ENVIRONMENT & URBANIZATION Vol 21 No 2 October 2009
and grown spatially. In Lahore, this nucleus is the eleventh century WalledCity surrounded by the areas that developed in the nineteenth and earlytwentieth century and that today form the inner-city core. Over the pastseveral decades, the Walled City, along with developments on its sur-rounding Circular Road, has emerged as the major commercial centre forPunjab.
While traditionally, the Walled City was an organized mix of largely residential and related uses, there has been a major transformationof its urban and social fabric through intensifying commercial activityover time. The area now shows symptoms typical of inner-city decay, suchas a deteriorating infrastructure, residential out-migration, a dilapidationof the built fabric and commercial congestion. Paradoxically, however,while there is apparent decay in the area, an invisible order is in place. Itmay not be ideal or just, but its existence cannot be denied,
as the areanot only plays a central role in the daily functioning of Lahore
but isalso critical to provincial and national markets.While both government and citizens generally acknowledge thatLahore inner city is suffering from decay, interventions and upgrading ap-proaches in the past have been unable to arrest the process of deteriora-tion. One reason for this is that government approaches to solving theWalled City’s problems have been “fragmented” and have lacked a holisticview of issues, local “systems” and operating processes, and of the relation-ships of the area with the wider city. Major government studies and pro-grammes for the Walled City include the Lahore Urban Development andTrafﬁc Study (1979–1981), the Walled City Conservation Plan (1986) andthe Sustainable Walled City Project (2006).As Vandal
pointed out, a major shortfall of the Walled City Con-servation Plan (WCCP) was that it focused on physical and architecturalsolutions, but lacked local participation and an understanding of localsocioeconomic processes both in its conception and implementation.According to Kron,
the WCCP also began restoration work prematurely,before active degradation was slowed down or stopped. The more recentSustainable Walled City Project again views the city primarily as an his-torical and architectural artifact, and overlooks its integral urban and com-mercial functions. In recent years, the Punjab Department of Archeologyhas also spoken of plans
to shift the general bus stand, remove indus-trial units and close off a section of Circular Road in response to damagebeing caused to heritage sites by air pollution. These plans exemplify aheritage conservation approach criticized by some as “museumiﬁcation”.
Furthermore, despite the absence of in-depth research, discussions withinthe bureaucracy about the relocation of the Walled City–Circular Roadwholesale market are commonplace.

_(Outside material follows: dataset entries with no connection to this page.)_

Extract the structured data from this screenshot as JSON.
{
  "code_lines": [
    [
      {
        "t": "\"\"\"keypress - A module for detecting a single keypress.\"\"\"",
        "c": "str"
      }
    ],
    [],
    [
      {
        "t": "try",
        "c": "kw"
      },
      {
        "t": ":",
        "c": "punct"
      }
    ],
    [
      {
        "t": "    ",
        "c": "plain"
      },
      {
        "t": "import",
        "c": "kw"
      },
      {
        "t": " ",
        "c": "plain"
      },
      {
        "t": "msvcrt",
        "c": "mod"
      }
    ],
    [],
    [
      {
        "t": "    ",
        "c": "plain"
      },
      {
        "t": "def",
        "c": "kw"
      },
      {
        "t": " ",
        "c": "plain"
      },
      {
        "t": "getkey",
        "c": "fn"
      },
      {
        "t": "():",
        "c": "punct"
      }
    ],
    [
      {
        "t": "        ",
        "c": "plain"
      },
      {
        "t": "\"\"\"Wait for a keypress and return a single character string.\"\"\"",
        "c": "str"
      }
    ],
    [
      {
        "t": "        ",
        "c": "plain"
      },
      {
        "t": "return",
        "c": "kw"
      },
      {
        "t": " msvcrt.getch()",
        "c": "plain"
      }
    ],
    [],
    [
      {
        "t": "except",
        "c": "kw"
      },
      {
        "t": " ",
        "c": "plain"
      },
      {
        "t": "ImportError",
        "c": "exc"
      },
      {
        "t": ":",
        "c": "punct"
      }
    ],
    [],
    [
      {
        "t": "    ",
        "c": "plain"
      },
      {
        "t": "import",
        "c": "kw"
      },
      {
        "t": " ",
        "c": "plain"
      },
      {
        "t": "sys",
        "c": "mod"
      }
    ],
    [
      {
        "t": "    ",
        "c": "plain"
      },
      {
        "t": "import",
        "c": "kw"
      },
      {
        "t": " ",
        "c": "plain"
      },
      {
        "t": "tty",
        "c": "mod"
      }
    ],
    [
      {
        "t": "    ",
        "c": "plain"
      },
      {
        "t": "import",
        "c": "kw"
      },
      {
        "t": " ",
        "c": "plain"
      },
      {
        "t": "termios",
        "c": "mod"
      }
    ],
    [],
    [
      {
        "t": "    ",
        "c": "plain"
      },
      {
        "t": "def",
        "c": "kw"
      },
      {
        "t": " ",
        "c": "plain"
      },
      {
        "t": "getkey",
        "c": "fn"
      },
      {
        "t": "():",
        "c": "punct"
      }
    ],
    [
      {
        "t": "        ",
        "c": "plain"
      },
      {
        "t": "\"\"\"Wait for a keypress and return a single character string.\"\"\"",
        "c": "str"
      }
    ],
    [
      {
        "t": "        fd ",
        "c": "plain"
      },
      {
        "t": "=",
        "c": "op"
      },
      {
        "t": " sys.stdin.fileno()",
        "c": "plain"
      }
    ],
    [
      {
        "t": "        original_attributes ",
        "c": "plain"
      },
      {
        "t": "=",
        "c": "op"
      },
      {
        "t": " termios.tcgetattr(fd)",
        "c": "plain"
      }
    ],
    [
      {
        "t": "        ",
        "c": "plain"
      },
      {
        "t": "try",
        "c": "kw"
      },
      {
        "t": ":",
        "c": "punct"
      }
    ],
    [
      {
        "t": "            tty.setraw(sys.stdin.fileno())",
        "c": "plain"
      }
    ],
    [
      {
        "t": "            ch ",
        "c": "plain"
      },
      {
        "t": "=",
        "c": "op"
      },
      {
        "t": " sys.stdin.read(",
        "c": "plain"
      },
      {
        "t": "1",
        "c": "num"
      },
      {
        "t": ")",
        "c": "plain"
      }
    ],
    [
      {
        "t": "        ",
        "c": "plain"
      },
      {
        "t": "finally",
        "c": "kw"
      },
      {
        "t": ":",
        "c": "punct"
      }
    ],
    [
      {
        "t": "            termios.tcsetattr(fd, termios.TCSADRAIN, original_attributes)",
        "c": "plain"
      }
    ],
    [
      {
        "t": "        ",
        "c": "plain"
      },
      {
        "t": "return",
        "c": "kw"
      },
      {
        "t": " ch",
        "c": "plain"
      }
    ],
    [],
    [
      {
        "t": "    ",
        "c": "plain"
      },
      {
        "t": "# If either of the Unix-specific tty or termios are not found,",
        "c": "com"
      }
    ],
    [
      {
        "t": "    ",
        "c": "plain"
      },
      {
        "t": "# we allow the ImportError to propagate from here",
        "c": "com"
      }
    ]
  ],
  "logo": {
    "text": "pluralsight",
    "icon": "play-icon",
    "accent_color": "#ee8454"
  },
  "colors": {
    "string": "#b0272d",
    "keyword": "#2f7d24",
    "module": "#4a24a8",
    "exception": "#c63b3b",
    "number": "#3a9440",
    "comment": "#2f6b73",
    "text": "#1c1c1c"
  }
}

A current prospect considers therelocation of the market to a newly constructed trade centre at JauharTown.
In 2004, the government announcement of plans to relocate theWalled City’s Akbari market
to a faraway location was met with majorresistance by traders, which led to the plan being cancelled. The govern-ment’s failed attempt in 1988 to shift the area’s freight terminals
toBund Road, three kilometres from the Walled City, was another demon-stration of shortsightedness; faced with a highly impractical separationfrom the wholesale market, transporters shifted back to original locationson Circular Road within a few months.
Despite government investment in studies and projects over the pastﬁve decades, the inner city’s continuing state of decay signals the needfor the establishment of a new approach, aimed at a holistic development
2. The market serves not onlythe province of Punjab but alsolocations across all of Pakistan.3. Qadeer, Muhammad (1980),
Lahore: Urban Development in the Third World
, VanguardBooks Ltd, Lahore.4. Kron, Zachary M (1996),“Conservation of the urbanfabric: Walled City of Lahore,Pakistan”, accessible athttp://web.mit.edu/akpia/www/AKPsite/4.239/lahore/lahore.html. a5. Vandal, Pervaiz (1988), “TheWalled City conservation plan:an analysis”,
,Times Group of Publications,September, 5 pages.6. See reference 4.7. Ezdi, Rabia (2006), “Indefense of the fort”,
,Jang Group of Newspapers,Pakistan, 12 March.8. Sedky, Ahmed and Dina KShehayeb (2002), “Heritageprotection: against what?”,Paper presented at the FirstInternational Conference of theWPAHR-V, Alexandria, Egypt,2–4 March 2002.9. Lahore’s Jauhar Town islocated approximately 14kilometres from the Walled City.10. Akbari
(market) islocated at the Walled City’sAkbari Gate and specializes inthe sale of spices, grain, lentils,sugar and oils.11. Goods-forwarding terminals.12. Interview with the chief urban transport planner, PunjabDepartment of Transport.